« on: December 04, 2012, 01:43:57 PM »
Yes, and keep in mind that they don't make any profit on the first batch of cameras, no matter how much they charge. I'm guessing that before a camera like the 5DIII is released, there are several years' worth of research and development by a very advanced work force. There is likely a huge "money suck" of salaries, benefits, facilities, taxes, etc., before the 5DIII earns any money. Once the camera is released, they have to sell quite a lot of them to even break even on their investment. So whether the camera is priced $3,500 or $3,000 initially, they are probably not making any profit at that point, just recouping a very substantial investment. I'm just guessing, of course, and I have no idea whether or why Nikon would do things any differently.... Those who paid the early adopter price weren't milked by anyone. Those who bought it early made the calculation that it was worth paying extra to have the camera 8 months earlier rather than 8 months earlier. If the camera didn't deliver good value for them at $3,500, they would not have bought it. You can call it "grossly overpriced" but the camera market seems to be very competitive, with plenty of alternatives at many price levels. If photographers are willing to pay a higher price for a particular camera, then it is worth that price to them at that time. Canon is a business, not a photographers' aid society, so they're allowed to make a big profit if they deliver something highly desirable to their customers. Sure, people have a right to complaint about anyone's pricing. But with the number of the businesses making a big profit in the world, such complaining can become a full-time occupation.
+1 its funny folks forget that Canon is free to charge whateve they want and customers are free to choose whether or not they want to pay it. The consequences of anything different are rather unsavory...

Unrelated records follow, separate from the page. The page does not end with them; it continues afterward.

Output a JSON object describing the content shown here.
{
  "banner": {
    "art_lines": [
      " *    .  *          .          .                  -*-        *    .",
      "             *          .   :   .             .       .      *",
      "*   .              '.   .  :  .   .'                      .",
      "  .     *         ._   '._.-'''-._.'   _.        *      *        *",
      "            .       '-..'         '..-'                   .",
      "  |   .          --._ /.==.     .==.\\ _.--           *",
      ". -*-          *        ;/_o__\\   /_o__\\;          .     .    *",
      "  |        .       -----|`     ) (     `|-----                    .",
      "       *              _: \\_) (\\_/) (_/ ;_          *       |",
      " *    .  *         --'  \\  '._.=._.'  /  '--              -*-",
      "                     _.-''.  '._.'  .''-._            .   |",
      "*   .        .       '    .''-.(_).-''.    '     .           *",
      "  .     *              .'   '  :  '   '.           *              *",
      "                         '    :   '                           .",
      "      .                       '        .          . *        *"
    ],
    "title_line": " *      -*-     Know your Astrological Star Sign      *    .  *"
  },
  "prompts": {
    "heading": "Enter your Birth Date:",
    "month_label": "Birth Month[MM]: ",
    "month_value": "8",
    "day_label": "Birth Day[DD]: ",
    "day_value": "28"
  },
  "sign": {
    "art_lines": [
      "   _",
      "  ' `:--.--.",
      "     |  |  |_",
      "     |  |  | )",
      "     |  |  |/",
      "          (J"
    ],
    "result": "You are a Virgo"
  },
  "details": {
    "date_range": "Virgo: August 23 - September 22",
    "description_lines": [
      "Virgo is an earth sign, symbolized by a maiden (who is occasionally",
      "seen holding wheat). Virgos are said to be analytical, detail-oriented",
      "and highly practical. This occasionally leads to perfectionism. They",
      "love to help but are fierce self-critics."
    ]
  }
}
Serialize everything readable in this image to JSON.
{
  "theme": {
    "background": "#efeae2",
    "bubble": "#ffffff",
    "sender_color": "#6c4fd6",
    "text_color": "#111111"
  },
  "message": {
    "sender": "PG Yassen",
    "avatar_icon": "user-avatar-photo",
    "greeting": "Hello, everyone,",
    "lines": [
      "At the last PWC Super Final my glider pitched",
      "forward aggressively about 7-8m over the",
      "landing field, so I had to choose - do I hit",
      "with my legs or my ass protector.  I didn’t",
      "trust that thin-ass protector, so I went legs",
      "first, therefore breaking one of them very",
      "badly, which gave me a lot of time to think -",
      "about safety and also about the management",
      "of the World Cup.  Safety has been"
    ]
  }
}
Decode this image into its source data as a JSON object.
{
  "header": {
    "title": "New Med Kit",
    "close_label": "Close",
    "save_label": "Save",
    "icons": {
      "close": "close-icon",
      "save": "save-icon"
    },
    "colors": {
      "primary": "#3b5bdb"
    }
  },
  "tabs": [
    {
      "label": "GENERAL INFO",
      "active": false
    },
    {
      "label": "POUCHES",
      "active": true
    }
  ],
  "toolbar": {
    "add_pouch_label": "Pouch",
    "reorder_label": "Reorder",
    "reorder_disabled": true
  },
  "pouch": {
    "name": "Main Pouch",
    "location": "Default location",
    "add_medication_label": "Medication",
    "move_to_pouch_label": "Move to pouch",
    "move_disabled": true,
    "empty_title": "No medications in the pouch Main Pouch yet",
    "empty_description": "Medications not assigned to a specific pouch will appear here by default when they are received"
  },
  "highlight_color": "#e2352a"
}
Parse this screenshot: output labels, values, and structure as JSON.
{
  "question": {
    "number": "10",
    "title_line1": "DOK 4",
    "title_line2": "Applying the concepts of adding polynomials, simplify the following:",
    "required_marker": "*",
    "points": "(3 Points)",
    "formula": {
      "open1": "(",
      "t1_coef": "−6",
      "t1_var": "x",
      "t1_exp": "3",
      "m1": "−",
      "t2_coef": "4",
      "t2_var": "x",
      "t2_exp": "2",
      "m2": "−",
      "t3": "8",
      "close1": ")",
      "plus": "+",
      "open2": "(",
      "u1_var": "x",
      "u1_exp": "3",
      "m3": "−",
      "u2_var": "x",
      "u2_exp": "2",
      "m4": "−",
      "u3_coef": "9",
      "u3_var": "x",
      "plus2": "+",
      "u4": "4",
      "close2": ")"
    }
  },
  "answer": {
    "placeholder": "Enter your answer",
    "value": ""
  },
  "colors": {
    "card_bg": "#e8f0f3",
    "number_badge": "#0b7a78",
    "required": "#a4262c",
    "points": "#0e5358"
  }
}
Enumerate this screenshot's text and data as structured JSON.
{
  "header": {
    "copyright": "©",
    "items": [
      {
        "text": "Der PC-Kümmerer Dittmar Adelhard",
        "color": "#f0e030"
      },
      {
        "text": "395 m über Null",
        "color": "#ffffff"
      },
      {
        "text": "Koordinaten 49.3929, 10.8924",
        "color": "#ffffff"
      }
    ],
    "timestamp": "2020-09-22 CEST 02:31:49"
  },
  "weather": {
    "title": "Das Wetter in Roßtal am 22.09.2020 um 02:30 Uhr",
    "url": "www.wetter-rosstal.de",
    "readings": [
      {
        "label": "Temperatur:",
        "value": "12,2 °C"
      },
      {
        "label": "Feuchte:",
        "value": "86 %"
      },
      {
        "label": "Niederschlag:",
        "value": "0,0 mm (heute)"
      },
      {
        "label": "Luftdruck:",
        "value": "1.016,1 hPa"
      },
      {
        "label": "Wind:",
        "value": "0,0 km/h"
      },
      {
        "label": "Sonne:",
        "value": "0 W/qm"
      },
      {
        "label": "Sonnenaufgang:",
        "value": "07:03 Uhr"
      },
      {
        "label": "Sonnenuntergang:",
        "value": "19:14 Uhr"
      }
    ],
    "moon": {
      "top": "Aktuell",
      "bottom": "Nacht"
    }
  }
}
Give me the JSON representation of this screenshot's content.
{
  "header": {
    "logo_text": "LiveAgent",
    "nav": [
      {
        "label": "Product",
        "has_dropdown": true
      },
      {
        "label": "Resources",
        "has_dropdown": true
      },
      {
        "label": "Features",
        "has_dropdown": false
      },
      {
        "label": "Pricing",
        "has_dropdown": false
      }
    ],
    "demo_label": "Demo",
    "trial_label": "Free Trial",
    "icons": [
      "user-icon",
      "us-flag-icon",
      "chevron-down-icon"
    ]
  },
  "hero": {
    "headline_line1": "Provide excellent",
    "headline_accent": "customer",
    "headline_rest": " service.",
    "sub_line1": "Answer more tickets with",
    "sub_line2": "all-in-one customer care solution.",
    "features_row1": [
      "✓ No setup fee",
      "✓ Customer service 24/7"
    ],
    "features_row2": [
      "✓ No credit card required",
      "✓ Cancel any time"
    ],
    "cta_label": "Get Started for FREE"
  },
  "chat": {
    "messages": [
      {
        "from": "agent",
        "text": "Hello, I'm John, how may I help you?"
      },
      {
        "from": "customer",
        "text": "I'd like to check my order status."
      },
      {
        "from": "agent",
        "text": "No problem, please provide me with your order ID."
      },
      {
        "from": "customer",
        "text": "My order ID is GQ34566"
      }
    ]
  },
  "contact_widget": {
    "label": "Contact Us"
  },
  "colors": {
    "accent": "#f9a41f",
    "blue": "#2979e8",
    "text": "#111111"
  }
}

certainly there is an intial investment that Canon amortizes across the expected life to produce x amount of profit over time. I'm sure that is carefully modeled and my guess is that the 5D3 project was approved under that (and other) scrutiny. Whether the financial models include a high into price or not I don't know, but I suspect so. If they made a few hundred more on the first few thousand units that would be money in the bank, to be sure.